ABOUT THIS TASK. Search the listing below, and show each line that includes the word "your".

PROVIDED DATA.
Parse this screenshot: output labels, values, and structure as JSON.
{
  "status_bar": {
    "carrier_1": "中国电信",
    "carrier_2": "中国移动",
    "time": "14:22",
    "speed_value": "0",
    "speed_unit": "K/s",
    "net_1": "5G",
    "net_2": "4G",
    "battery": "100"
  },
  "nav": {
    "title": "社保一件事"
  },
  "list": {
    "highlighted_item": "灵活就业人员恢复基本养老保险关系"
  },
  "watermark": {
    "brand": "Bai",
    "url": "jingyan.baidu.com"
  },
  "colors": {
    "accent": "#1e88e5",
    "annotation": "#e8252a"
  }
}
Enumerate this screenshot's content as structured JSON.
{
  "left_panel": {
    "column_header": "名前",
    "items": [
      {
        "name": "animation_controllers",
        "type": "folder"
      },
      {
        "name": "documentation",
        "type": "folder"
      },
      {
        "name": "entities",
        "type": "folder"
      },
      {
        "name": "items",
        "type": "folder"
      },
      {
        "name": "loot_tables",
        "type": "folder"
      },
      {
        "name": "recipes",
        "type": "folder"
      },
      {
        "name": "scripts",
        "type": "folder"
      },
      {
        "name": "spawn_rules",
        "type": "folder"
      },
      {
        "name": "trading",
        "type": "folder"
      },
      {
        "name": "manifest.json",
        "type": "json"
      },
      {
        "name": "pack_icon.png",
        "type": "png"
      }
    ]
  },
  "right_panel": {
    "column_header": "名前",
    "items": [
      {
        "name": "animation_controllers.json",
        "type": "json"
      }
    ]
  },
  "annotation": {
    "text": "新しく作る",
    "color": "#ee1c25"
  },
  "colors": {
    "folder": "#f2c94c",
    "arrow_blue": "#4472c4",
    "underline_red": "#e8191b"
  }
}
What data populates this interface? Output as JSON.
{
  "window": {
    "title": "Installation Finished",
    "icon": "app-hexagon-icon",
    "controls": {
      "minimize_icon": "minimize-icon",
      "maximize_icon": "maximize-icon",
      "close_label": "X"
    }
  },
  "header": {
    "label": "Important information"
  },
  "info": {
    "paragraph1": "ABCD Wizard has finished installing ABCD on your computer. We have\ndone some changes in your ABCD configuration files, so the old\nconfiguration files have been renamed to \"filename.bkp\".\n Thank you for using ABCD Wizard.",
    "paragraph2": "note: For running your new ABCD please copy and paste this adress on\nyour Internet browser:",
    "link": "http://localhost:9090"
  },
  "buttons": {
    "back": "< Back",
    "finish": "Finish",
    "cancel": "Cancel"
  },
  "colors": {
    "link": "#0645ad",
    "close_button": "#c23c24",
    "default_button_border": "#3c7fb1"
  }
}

ANSWER TO THIS PROBLEM.
    "paragraph1": "ABCD Wizard has finished installing ABCD on your computer. We have\ndone some changes in your ABCD configuration files, so the old\nconfiguration files have been renamed to \"filename.bkp\".\n Thank you for using ABCD Wizard.",
    "paragraph2": "note: For running your new ABCD please copy and paste this adress on\nyour Internet browser:",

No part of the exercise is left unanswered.